We draw upon the clinical trial expertise of our professional staff, as well as our affiliated academic research faculty, to support all stages of clinical research for devices, drug therapes and CEC in the cardiovascular, pulmonary and central nervous system fields.
In a recent study with cardiac endpoints, we were unexpectedly required to review and adjudicate approximately 250 deaths non-cardiac deaths for a possible association to cancer. This work needed to be completed within three weeks to meet a deadline for presentation at a major scientific conference.
Within the landmark DAPT Study (see related Case Study), our Clinical Events team faced a number of challenges that had to be overcome in order to complete the study for all of the eight funding companies and the FDA.
Our Clinical Events Committee (CEC) team has been adjudicating events for years and has created processes that have been adopted by many other AROs and CROs.
When it was clear that an existing CEC adjudication process by a different organization was not going to be able to process the number of endpoint events to meet the sponsor’s expected timelines, the sponsor came to the Baim Institute and asked us to adjudicate over 4,000 events within a seven month window to complete all adjudications prior to database lock.
Large global clinical trials are a necessary step in clinical development for most pharmaceutical therapies but these studies often encounter challenges that have a substantial impact on timeline and budget; two critical elements for sponsors. The most common issues relate to the timeline for enrollment and the impact of suboptimal patient retention
Many sponsors seeking for approval for innovative, first-in-class medical devices have found that Economic and Quality of Life (EQoL) studies can be a valuable asset in the overall commercialization process.
Heart failure (HF) is a leading cause of morbidity and mortality worldwide.

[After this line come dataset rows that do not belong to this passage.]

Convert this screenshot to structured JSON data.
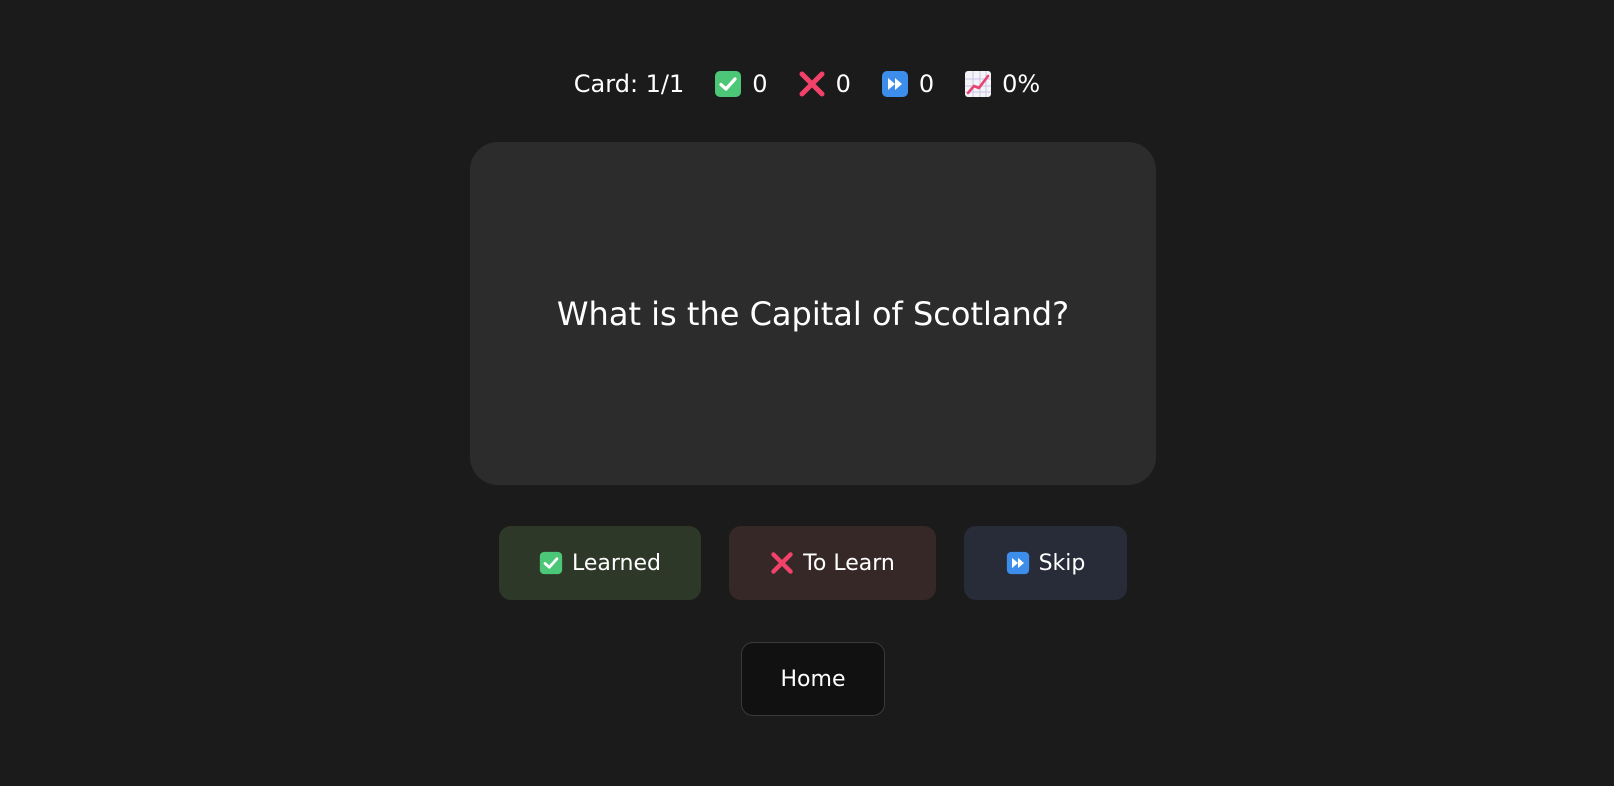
{
  "stats": {
    "card_label": "Card: 1/1",
    "learned_count": "0",
    "to_learn_count": "0",
    "skipped_count": "0",
    "progress": "0%"
  },
  "card": {
    "question": "What is the Capital of Scotland?"
  },
  "actions": {
    "learned_label": "Learned",
    "to_learn_label": "To Learn",
    "skip_label": "Skip",
    "home_label": "Home"
  },
  "icons": {
    "learned": "check-mark-button-icon",
    "to_learn": "cross-mark-icon",
    "skip": "fast-forward-icon",
    "progress": "chart-increasing-icon"
  },
  "colors": {
    "background": "#1b1b1b",
    "card": "#2c2c2c",
    "learned_button": "#2d3828",
    "to_learn_button": "#372828",
    "skip_button": "#282c38",
    "home_button": "#111111",
    "check_green": "#4cc777",
    "cross_red": "#f2426a",
    "skip_blue": "#3d8eea"
  }
}
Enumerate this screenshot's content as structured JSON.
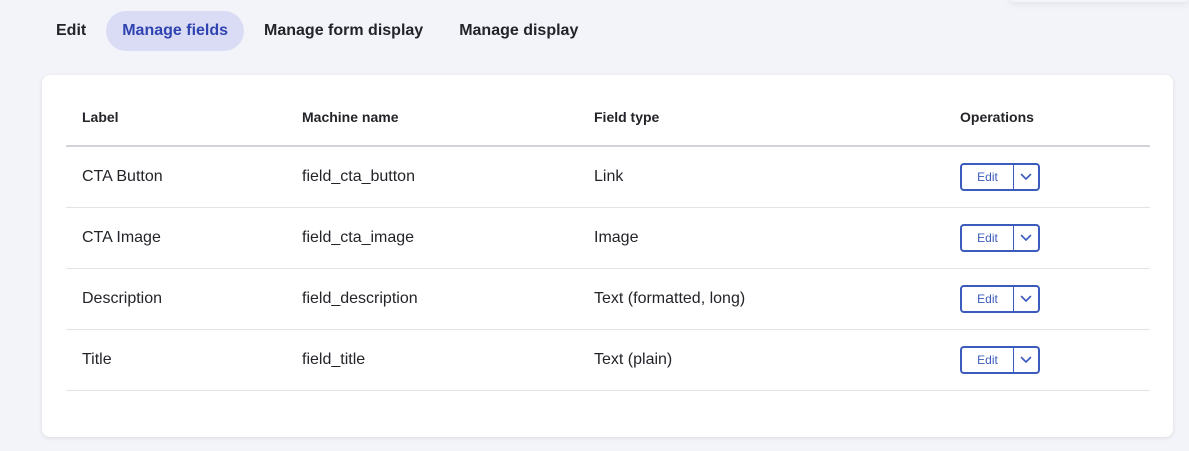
{
  "tabs": [
    {
      "label": "Edit",
      "active": false
    },
    {
      "label": "Manage fields",
      "active": true
    },
    {
      "label": "Manage form display",
      "active": false
    },
    {
      "label": "Manage display",
      "active": false
    }
  ],
  "table": {
    "headers": {
      "label": "Label",
      "machine_name": "Machine name",
      "field_type": "Field type",
      "operations": "Operations"
    },
    "rows": [
      {
        "label": "CTA Button",
        "machine_name": "field_cta_button",
        "field_type": "Link",
        "edit": "Edit"
      },
      {
        "label": "CTA Image",
        "machine_name": "field_cta_image",
        "field_type": "Image",
        "edit": "Edit"
      },
      {
        "label": "Description",
        "machine_name": "field_description",
        "field_type": "Text (formatted, long)",
        "edit": "Edit"
      },
      {
        "label": "Title",
        "machine_name": "field_title",
        "field_type": "Text (plain)",
        "edit": "Edit"
      }
    ]
  },
  "colors": {
    "accent": "#3b5bbd",
    "active_tab_bg": "#dadcf6",
    "active_tab_text": "#2f44b0",
    "page_bg": "#f3f4f9"
  },
  "icons": {
    "operations_toggle": "chevron-down-icon"
  }
}
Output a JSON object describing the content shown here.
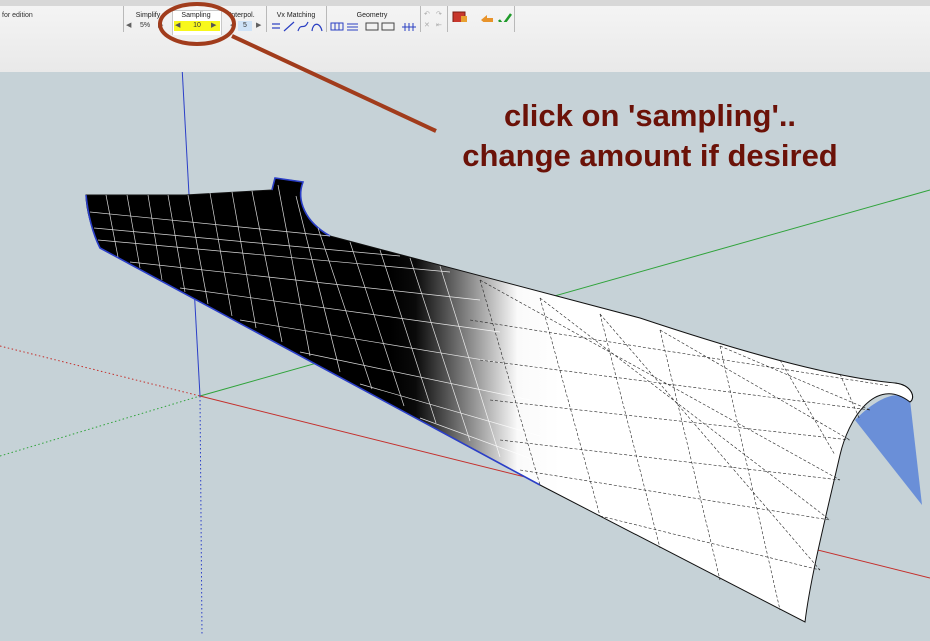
{
  "toolbar": {
    "edition_label": "for edition",
    "simplify": {
      "title": "Simplify",
      "value": "5%"
    },
    "sampling": {
      "title": "Sampling",
      "value": "10"
    },
    "interpol": {
      "title": "Interpol.",
      "value": "5"
    },
    "vx_matching": {
      "title": "Vx Matching"
    },
    "geometry": {
      "title": "Geometry"
    },
    "icons": [
      "undo-icon",
      "redo-icon",
      "close-icon",
      "cancel-icon",
      "exit-icon",
      "back-icon",
      "validate-check-icon"
    ]
  },
  "annotation": {
    "line1": "click on 'sampling'..",
    "line2": "change amount if desired",
    "color": "#6b1208",
    "circle_color": "#a13c1c"
  },
  "scene": {
    "background": "#c6d2d7",
    "axis_colors": {
      "red": "#c4302c",
      "green": "#2fa33a",
      "blue": "#2b3fc8"
    }
  }
}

HF is the underlying cause of >55,000 annual deaths in the US, and the cause of > 1,000,000 annual hospital visits.